Tally the lines in the entries below where the string "selected" occurs. Reply with the total alone.

[Start of section]

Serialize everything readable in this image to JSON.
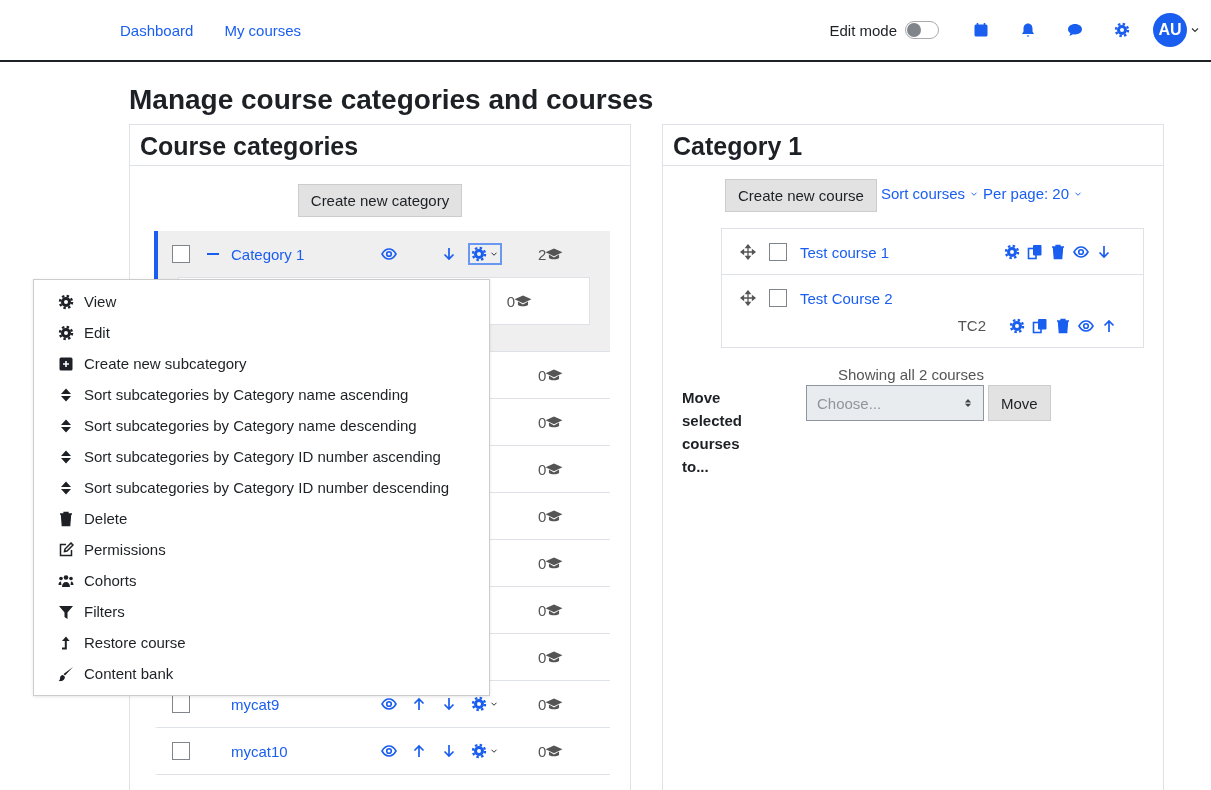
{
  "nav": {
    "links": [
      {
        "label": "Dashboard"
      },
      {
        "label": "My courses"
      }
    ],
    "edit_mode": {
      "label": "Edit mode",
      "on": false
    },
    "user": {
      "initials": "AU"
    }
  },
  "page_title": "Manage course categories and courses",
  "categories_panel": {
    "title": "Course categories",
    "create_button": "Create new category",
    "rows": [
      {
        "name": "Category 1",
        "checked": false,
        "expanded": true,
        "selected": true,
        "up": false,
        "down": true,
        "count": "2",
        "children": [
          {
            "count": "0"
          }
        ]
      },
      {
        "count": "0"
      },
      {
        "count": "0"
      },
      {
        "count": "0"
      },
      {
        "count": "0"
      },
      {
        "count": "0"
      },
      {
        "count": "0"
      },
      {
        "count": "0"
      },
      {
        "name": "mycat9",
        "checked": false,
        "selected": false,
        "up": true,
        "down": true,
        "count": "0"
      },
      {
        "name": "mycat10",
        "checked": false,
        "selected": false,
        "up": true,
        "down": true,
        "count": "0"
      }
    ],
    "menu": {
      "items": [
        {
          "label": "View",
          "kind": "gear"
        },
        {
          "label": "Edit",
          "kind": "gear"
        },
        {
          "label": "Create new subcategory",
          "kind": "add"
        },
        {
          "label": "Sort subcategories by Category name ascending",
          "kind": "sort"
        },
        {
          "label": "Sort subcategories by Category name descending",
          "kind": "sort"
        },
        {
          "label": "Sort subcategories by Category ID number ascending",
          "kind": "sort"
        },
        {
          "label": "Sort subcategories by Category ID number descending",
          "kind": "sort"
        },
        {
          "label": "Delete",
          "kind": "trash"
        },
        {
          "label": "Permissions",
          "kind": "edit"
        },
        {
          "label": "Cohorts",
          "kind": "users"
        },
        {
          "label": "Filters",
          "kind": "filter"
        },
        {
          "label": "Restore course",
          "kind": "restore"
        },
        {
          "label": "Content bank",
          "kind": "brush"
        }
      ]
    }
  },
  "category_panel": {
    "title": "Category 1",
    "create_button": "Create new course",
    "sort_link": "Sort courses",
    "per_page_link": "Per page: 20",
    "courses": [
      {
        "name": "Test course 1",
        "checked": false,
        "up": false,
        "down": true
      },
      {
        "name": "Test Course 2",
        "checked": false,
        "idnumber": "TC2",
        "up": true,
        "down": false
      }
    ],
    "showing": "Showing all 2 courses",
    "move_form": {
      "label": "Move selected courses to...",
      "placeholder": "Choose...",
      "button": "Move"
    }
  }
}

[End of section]

Answer section: 4